It is sometimes said that the Christian life as a whole is, or should be, worship.  In this chapter I have assumed that this is not true.  The Christian life as a whole is, or should be, an acknowledgement of who God is and of what God has done, is doing, and will do – an acknowledgement of God’s surpassing excellence.  I have argued that worship has an orientation that sets it off from our work in the world, namely a Godward orientation.  Of course it is open to a writer to declare that he will use the word “worship” to cover everything [in the Christian life].  But that leaves us needing some other word to pick out what I have called worship…  And it has been my experience that those who declare that all of life is worship almost always downplay the importance of what I am calling worship…  (p39-40)
I agree with Wolterstorff – it is an unhelpful thing to label everything as worship.  It removes a level of meaning from the word, and leaves us with only clumsy formulations to explain what it is we do on a Sunday (‘corporate worship’, ‘sung worship’).  In my experience, he is right that those who talk a lot about all of life being worship implicitly denigrate this corporate worship – or at least, I don’t see much joyful expression of adoration in those churches, compared to those which talk about the purpose of a Sunday gathering in terms of offering worship to God.

I’d want to ask another question as well: does declaring that all of life is worship (and therefore at least implicitly that there is nothing very special about the gathering of God’s people to worship) actually lead to a more worship-ful approach to life?  Or might it be that the recognition of worship as a particular, distinctive activity leads to a life that is more full of worship Monday through Saturday?  This is analogous to discussions of the Sabbath, something which I note with some discomfort as a non-Sabbatarian.  But it is at least a question to be asked: has our declaration that we now have rest in Jesus every day and therefore don’t need to observe the Sabbath actually made our lives more restful, or less?  I have a feeling I know the answer, and I’m not sure I will like it.

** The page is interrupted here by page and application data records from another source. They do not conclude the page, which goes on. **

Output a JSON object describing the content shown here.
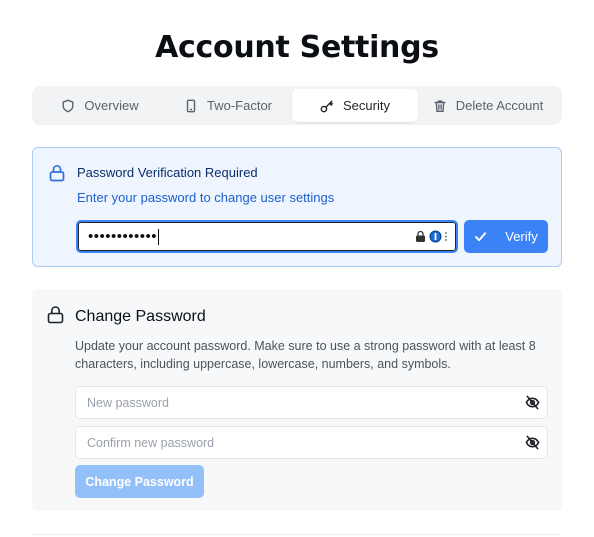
{
  "page": {
    "title": "Account Settings"
  },
  "tabs": [
    {
      "label": "Overview",
      "icon": "shield-icon",
      "active": false
    },
    {
      "label": "Two-Factor",
      "icon": "smartphone-icon",
      "active": false
    },
    {
      "label": "Security",
      "icon": "key-icon",
      "active": true
    },
    {
      "label": "Delete Account",
      "icon": "trash-icon",
      "active": false
    }
  ],
  "verification": {
    "icon": "lock-icon",
    "title": "Password Verification Required",
    "description": "Enter your password to change user settings",
    "password_value": "••••••••••••",
    "button_label": "Verify",
    "button_icon": "check-icon",
    "colors": {
      "background": "#eef5ff",
      "border": "#a9cdf6",
      "accent": "#3b82f6"
    }
  },
  "change_password": {
    "icon": "lock-icon",
    "title": "Change Password",
    "description": "Update your account password. Make sure to use a strong password with at least 8 characters, including uppercase, lowercase, numbers, and symbols.",
    "new_password_placeholder": "New password",
    "confirm_password_placeholder": "Confirm new password",
    "button_label": "Change Password",
    "button_disabled": true,
    "colors": {
      "button": "#93c0f8"
    }
  }
}
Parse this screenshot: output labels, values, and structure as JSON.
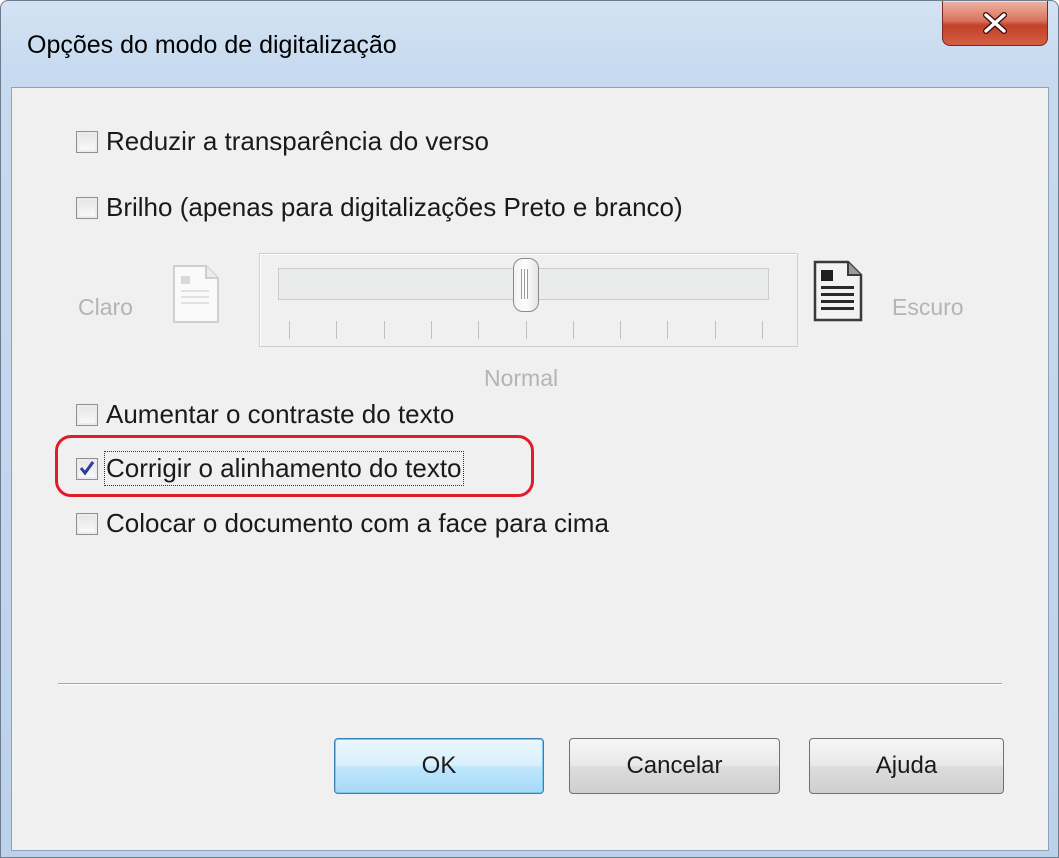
{
  "window": {
    "title": "Opções do modo de digitalização",
    "close_icon": "close-icon"
  },
  "options": {
    "reduce_bleed": {
      "label": "Reduzir a transparência do verso",
      "checked": false
    },
    "brightness": {
      "label": "Brilho (apenas para digitalizações Preto e branco)",
      "checked": false
    },
    "contrast": {
      "label": "Aumentar o contraste do texto",
      "checked": false
    },
    "alignment": {
      "label": "Corrigir o alinhamento do texto",
      "checked": true
    },
    "face_up": {
      "label": "Colocar o documento com a face para cima",
      "checked": false
    }
  },
  "brightness_slider": {
    "min_label": "Claro",
    "max_label": "Escuro",
    "center_label": "Normal",
    "level": 0.5,
    "tick_count": 11,
    "enabled": false,
    "min_icon": "light-document-icon",
    "max_icon": "dark-document-icon"
  },
  "buttons": {
    "ok": "OK",
    "cancel": "Cancelar",
    "help": "Ajuda"
  },
  "colors": {
    "highlight": "#e01c2b",
    "checkmark": "#2b3f9a",
    "disabled_text": "#b4b4b4"
  }
}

One thing I take away from these very different books is the need for more God-oriented, adoration-filled gatherings of God’s people to offer worship – in all the forms which that takes, including praise, thanksgiving, confession, intercession, listening.  To come into God’s presence and worship.  How lovely is your dwelling place, O LORD of hosts!